*** Exercise material Section Begins ***

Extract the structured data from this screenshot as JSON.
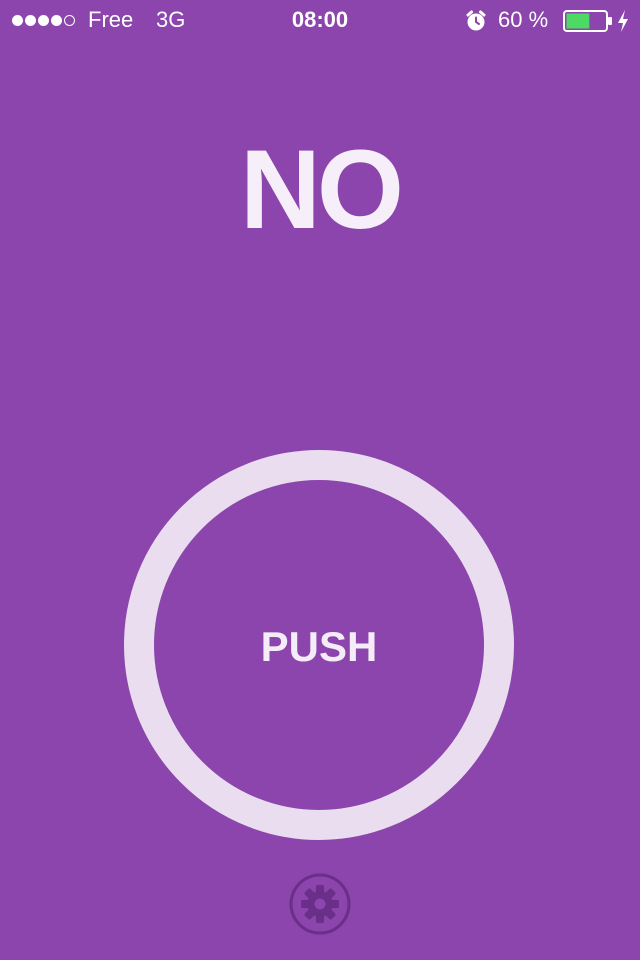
{
  "status_bar": {
    "signal_bars_filled": 4,
    "signal_bars_total": 5,
    "carrier": "Free",
    "network": "3G",
    "time": "08:00",
    "alarm_icon": "alarm-clock-icon",
    "battery_percent": "60 %",
    "battery_level": 0.6,
    "battery_color": "#4cd964",
    "charging_icon": "lightning-bolt-icon"
  },
  "main": {
    "answer": "NO",
    "push_label": "PUSH",
    "settings_icon": "gear-icon"
  },
  "colors": {
    "background": "#8b45ad",
    "ring": "#e9ddef",
    "settings_icon": "#6a2f88"
  }
}
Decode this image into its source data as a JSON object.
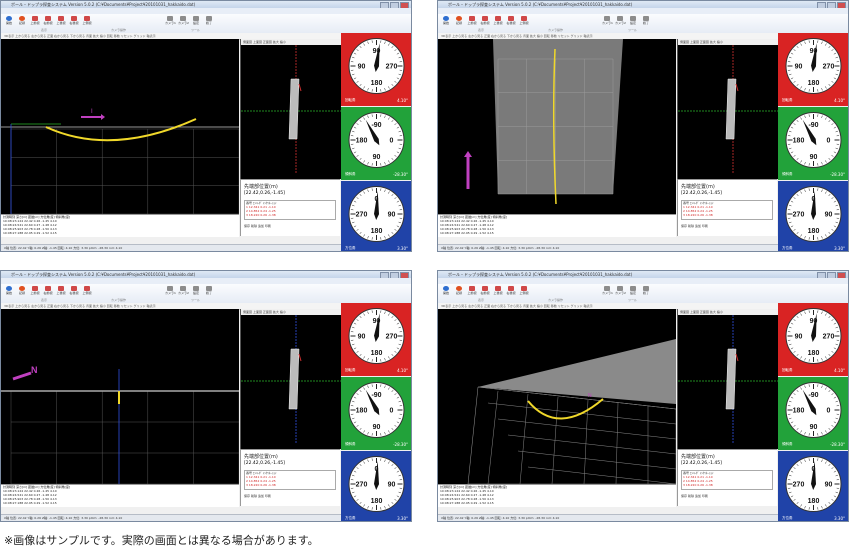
{
  "window": {
    "title": "ポール・ドップラ探査システム  Version 5.0.2  (C:¥Documents¥Project¥20101031_hakkaido.dat)",
    "menu": [
      "ファイル",
      "編集",
      "表示",
      "データ分析",
      "画像",
      "ヘルプ"
    ],
    "ribbon_buttons": [
      {
        "label": "開始",
        "kind": "play"
      },
      {
        "label": "記録",
        "kind": "rec"
      },
      {
        "label": "上前視",
        "kind": "red"
      },
      {
        "label": "右前視",
        "kind": "red"
      },
      {
        "label": "上後視",
        "kind": "red"
      },
      {
        "label": "右後視",
        "kind": "red"
      },
      {
        "label": "上側視",
        "kind": "red"
      },
      {
        "label": "カメラ1",
        "kind": "gray"
      },
      {
        "label": "カメラ2",
        "kind": "gray"
      },
      {
        "label": "設定",
        "kind": "gray"
      },
      {
        "label": "終了",
        "kind": "gray"
      }
    ],
    "ribbon_groups": [
      "表示",
      "カメラ操作",
      "ツール"
    ],
    "subtoolbar": "3D表示  上から見る  左から見る  正面  右から見る  下から見る  背面  拡大  縮小  回転  移動  リセット  グリッド  軸表示",
    "side_toolbar": "側面図  上面図  正面図  拡大  縮小",
    "position_label": "先端部位置(m)",
    "position_value": "[22.42,0.26,-1.45]",
    "table_header": "番号     ｴﾝｺｰﾀﾞ   ｲﾝｸﾘﾈｰｼｮﾝ",
    "table_rows": [
      "1  12.341  0.21  -1.10",
      "2  14.852  0.24  -1.25",
      "3  18.220  0.26  -1.38"
    ],
    "posbox_footer": "保存   削除   追加   印刷",
    "data_header": "計測時刻     深さ[m]  距離[m]  方位角[度]  傾斜角[度]",
    "data_rows": [
      "10:08:23.124  22.42   0.26   -1.45   4.10",
      "10:08:24.541  22.60   0.27   -1.48   4.12",
      "10:08:25.903  22.78   0.28   -1.50   4.13",
      "10:08:27.188  22.95   0.29   -1.52   4.15"
    ],
    "status_left": "X軸 位置: 22.42  Y軸: 0.26  Z軸: -1.45  回転: 4.10  方位: 3.30  pitch: -28.30  roll: 4.10",
    "status_right": "CAP  NUM  SCRL"
  },
  "gauges": [
    {
      "name": "roll",
      "label": "回転角",
      "value": "4.10°",
      "color": "#d92323",
      "top": "90",
      "left": "90",
      "right": "270",
      "bottom": "180",
      "needle_deg": 8
    },
    {
      "name": "pitch",
      "label": "傾斜角",
      "value": "-28.30°",
      "color": "#22a23a",
      "top": "-90",
      "left": "180",
      "right": "0",
      "bottom": "90",
      "needle_deg": -28
    },
    {
      "name": "heading",
      "label": "方位角",
      "value": "3.30°",
      "color": "#2043a8",
      "top": "0",
      "left": "270",
      "right": "90",
      "bottom": "180",
      "needle_deg": 3
    }
  ],
  "views": [
    {
      "id": "v1",
      "mode": "side",
      "compass": "I"
    },
    {
      "id": "v2",
      "mode": "front",
      "compass": "I"
    },
    {
      "id": "v3",
      "mode": "top",
      "compass": "N"
    },
    {
      "id": "v4",
      "mode": "persp",
      "compass": "N"
    }
  ],
  "caption": "※画像はサンプルです。実際の画面とは異なる場合があります。",
  "colors": {
    "path": "#f0d82a",
    "axis_x": "#2db52d",
    "axis_y": "#3050e0",
    "axis_z": "#d03030",
    "compass": "#c040c0"
  }
}
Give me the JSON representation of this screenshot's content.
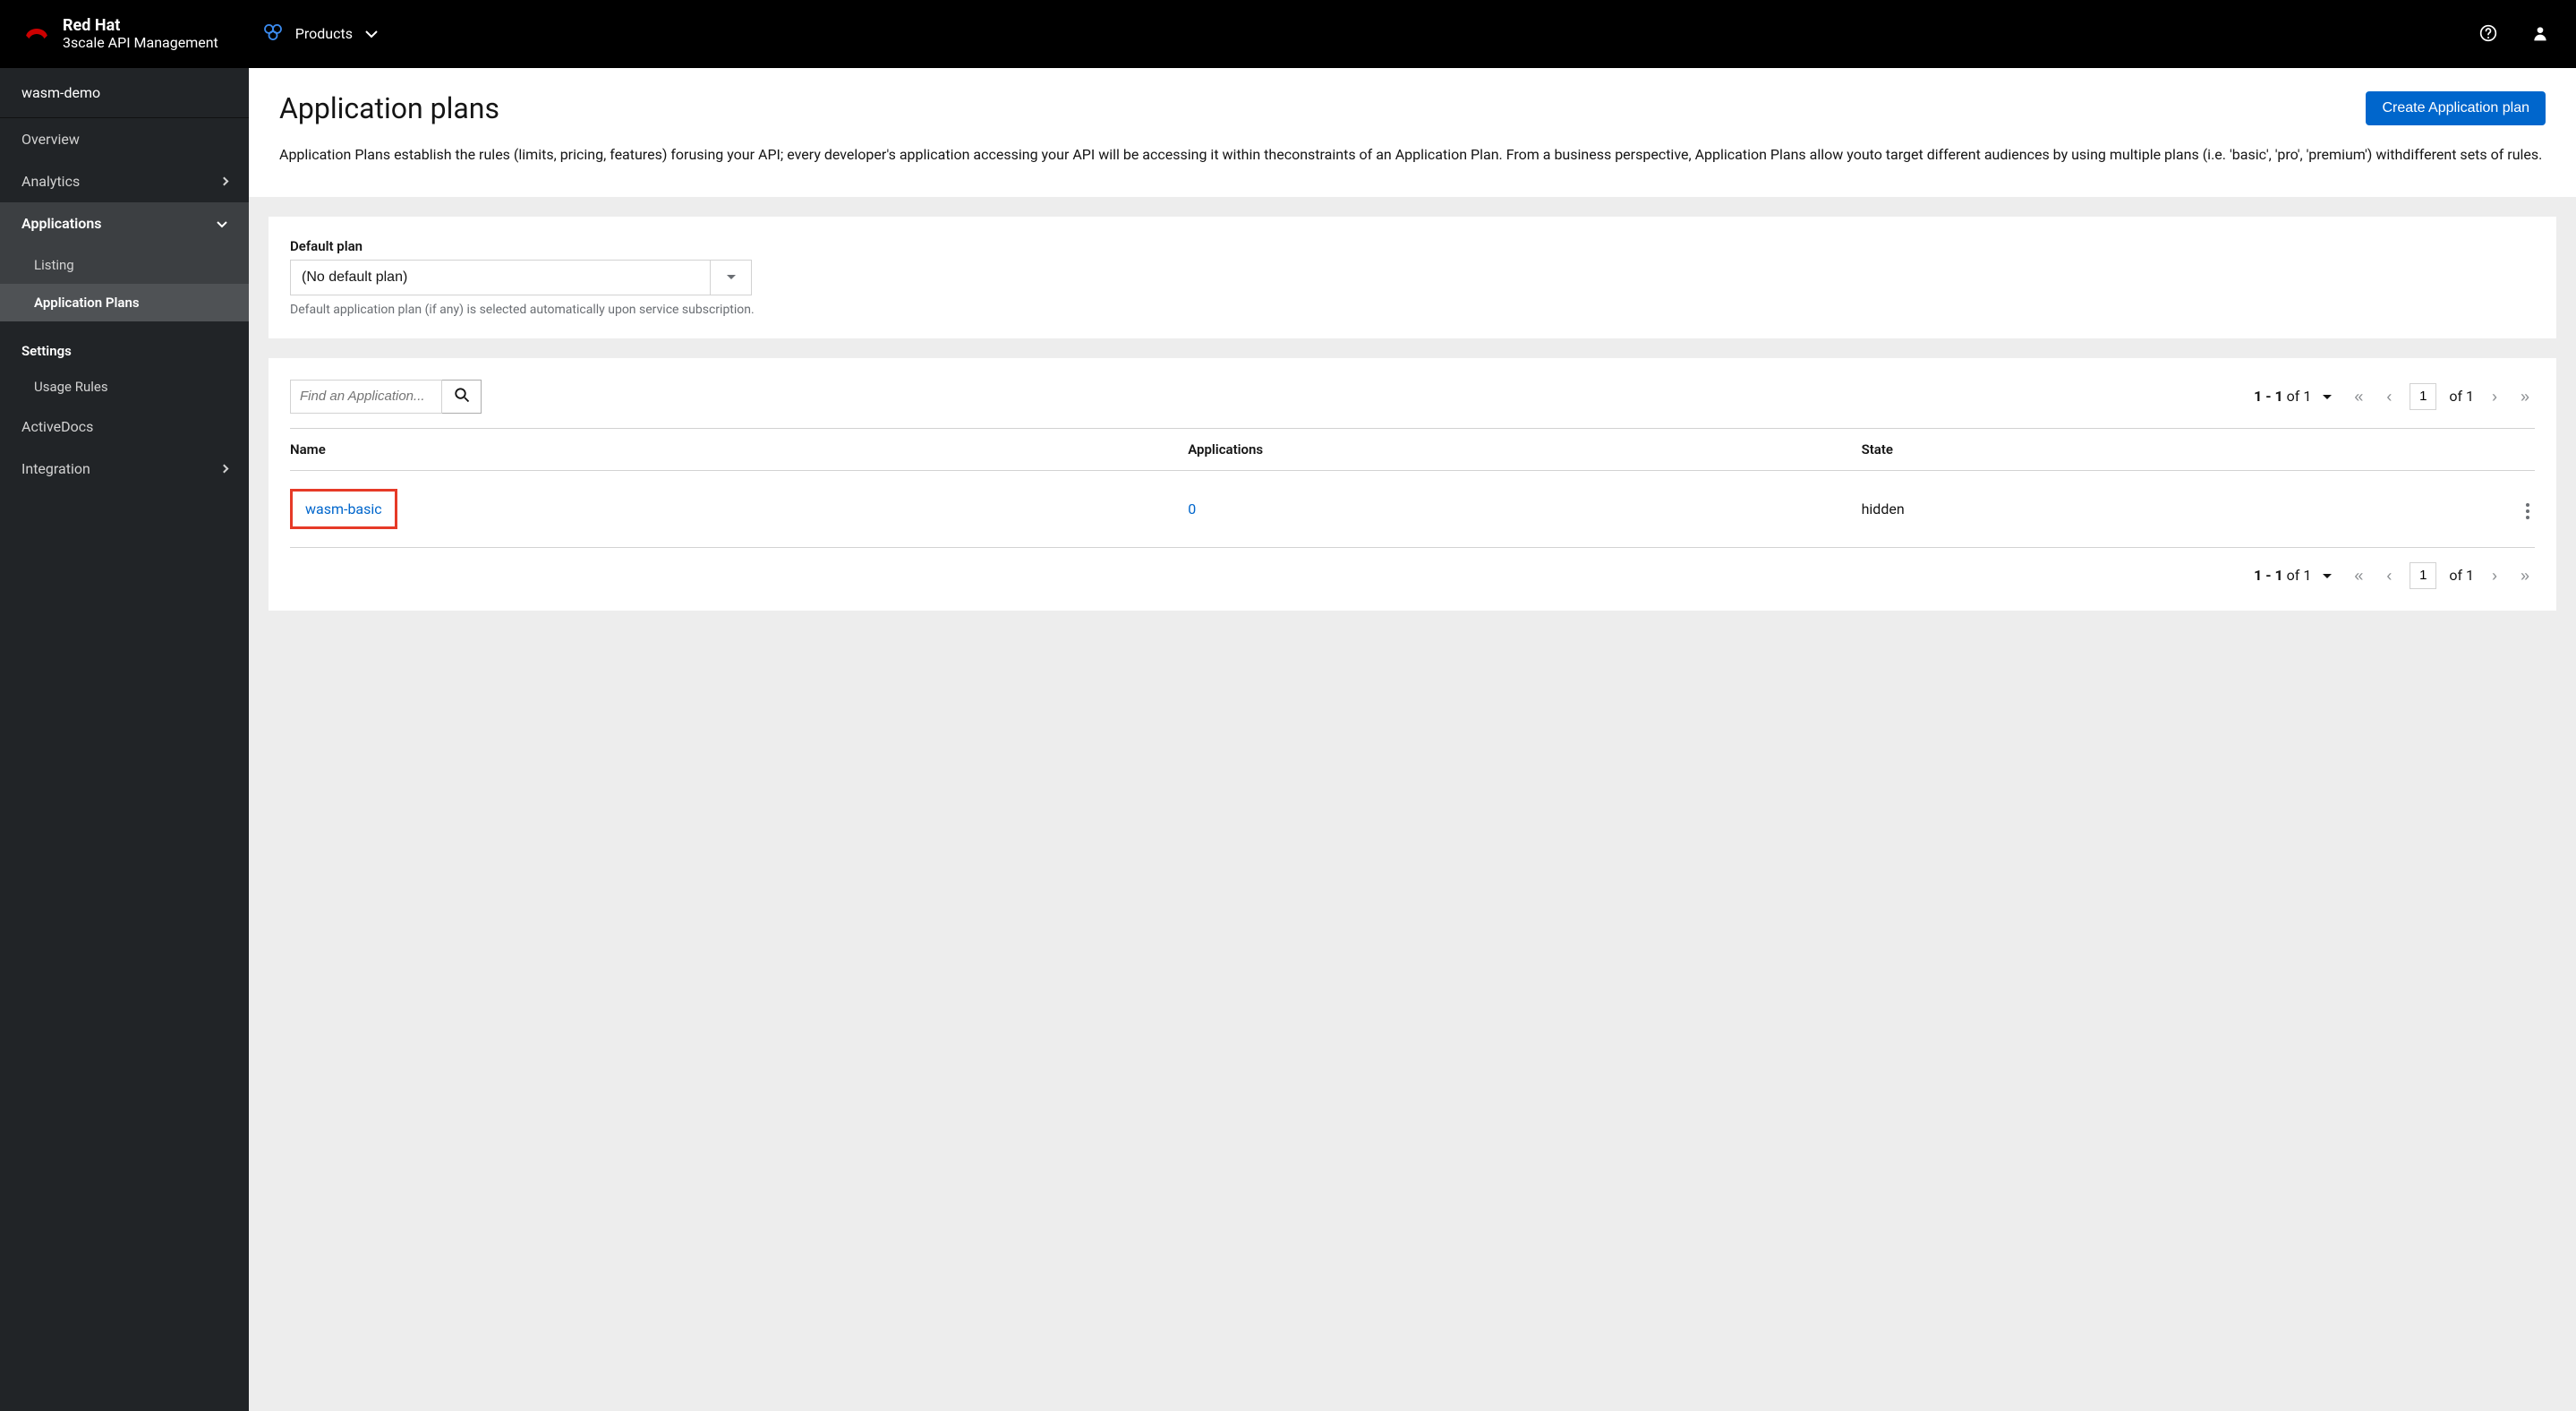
{
  "header": {
    "brand_top": "Red Hat",
    "brand_bottom": "3scale API Management",
    "nav_products": "Products"
  },
  "sidebar": {
    "context": "wasm-demo",
    "overview": "Overview",
    "analytics": "Analytics",
    "applications": "Applications",
    "app_listing": "Listing",
    "app_plans": "Application Plans",
    "settings_label": "Settings",
    "usage_rules": "Usage Rules",
    "activedocs": "ActiveDocs",
    "integration": "Integration"
  },
  "page": {
    "title": "Application plans",
    "create_btn": "Create Application plan",
    "description": "Application Plans establish the rules (limits, pricing, features) forusing your API; every developer's application accessing your API will be accessing it within theconstraints of an Application Plan. From a business perspective, Application Plans allow youto target different audiences by using multiple plans (i.e. 'basic', 'pro', 'premium') withdifferent sets of rules."
  },
  "default_plan": {
    "label": "Default plan",
    "value": "(No default plan)",
    "help": "Default application plan (if any) is selected automatically upon service subscription."
  },
  "search": {
    "placeholder": "Find an Application..."
  },
  "pagination": {
    "range": "1 - 1",
    "of_word": "of",
    "total": "1",
    "page": "1",
    "page_of": "of 1"
  },
  "table": {
    "col_name": "Name",
    "col_apps": "Applications",
    "col_state": "State",
    "rows": [
      {
        "name": "wasm-basic",
        "apps": "0",
        "state": "hidden"
      }
    ]
  }
}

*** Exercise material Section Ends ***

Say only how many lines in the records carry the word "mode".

4